I follow a lot of writing blogs, and I like to comment on them, either to let the blogger know that I enjoyed reading their words or to join the conversation with other commenters. The writing blogs I like best are the ones that give writing advice that can be equally applied to things other than writing. For example, I recently read a blog in which the blogger gave advice on getting famous authors to review a debut author’s book. One of his recommendations boiled down to, simply, don’t be a jerk. I commented, saying that I liked the advice because “don’t be a jerk” will get a person far in most pursuits, not just writing.
“Don’t be a jerk” are words to live by.
Which brings me to today’s topic, which is Taking a Step Back. I normally try to write six days a week, but this past weekend I was too tired to write, plus there was a book I really wanted to finish reading. At first I felt guilty about not sitting down at the computer, but before long I realized that I needed a short break from writing. I needed to take a step back. I sat down on Monday morning with a renewed energy for writing, and with a renewed interest in my story. Taking a step back gave me a fresh perspective, and I was glad I had taken the weekend off.
Taking a step back can be a great way to find new solutions to old problems. It can force us to take a slow, deep breath when we’re about to hyperventilate. And it doesn’t have to be for a whole weekend. It can be for twenty minutes or an hour or the time it takes to eat a whole package of Oreos. The point is, stepping back from a task or a problem allows us to refresh, renew, and refocus. Anyone who’s ever been on vacation knows this.
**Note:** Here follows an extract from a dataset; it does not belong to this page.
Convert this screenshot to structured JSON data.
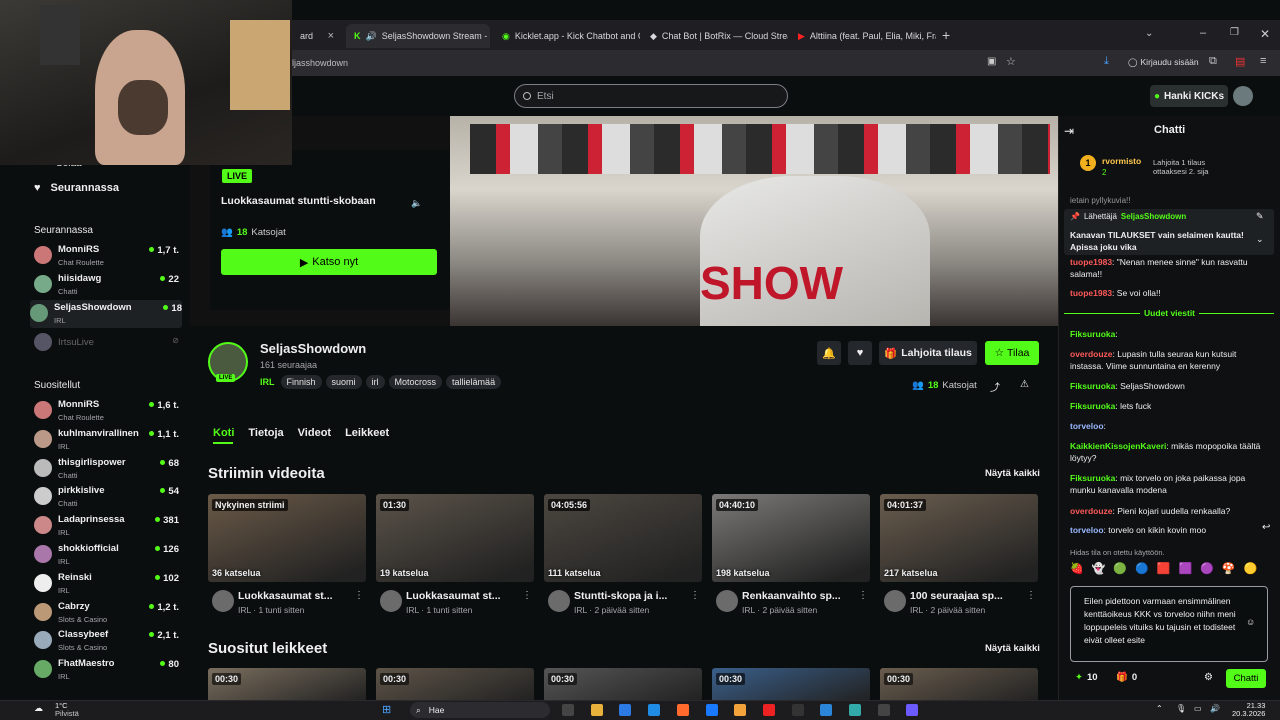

Taking a step back works for my daughter’s math problems. It works when I feel offended or angry and my instinct is to say something snarky. It works when I’m too tired to keep my eyes open another minute. It works when I feel like I’m going to scream if I have to fold just one more piece of laundry.
It can feel unnatural to take a step back sometimes. It can feel like the best solution is to force my way through something until it’s done. And don’t get me wrong: there are times when that’s true. But I find that when I take a step back, it’s almost always easier to regain my focus and energy and complete my task, whatever that may be.
So here are today’s words to live by: Take a Step Back.
Until next week,
4 thoughts on “Words to Live By”
Excellent words to live by! I find myself telling my students this all the time- when they are stressed and overwhelmed by all that is happening their life. It is important to take that deep breath, to look around and just take it easy. Then go back to whatever it is you are working in with a renewed perspective.
I feel like i need to do more of that!
I think taking a step back gets easier as we get older. I always felt as a teenager that I didn’t have time to take a step back and breathe deeply, but it really is important. I’m so glad you stopped by and left a comment, Kristen. Thank you!!
‘Take a step back’ are good words to live by! When I get frustrated and I feel like I am about to scream and pout like a three-year-old, I just take a step back. You are right, about vacation. I do feel refreshed when I go on vacation and just take a step back.
Pouting like a three-year-old is seldom useful, so the best thing to do is take a step back!! Thanks for stopping by and for commenting!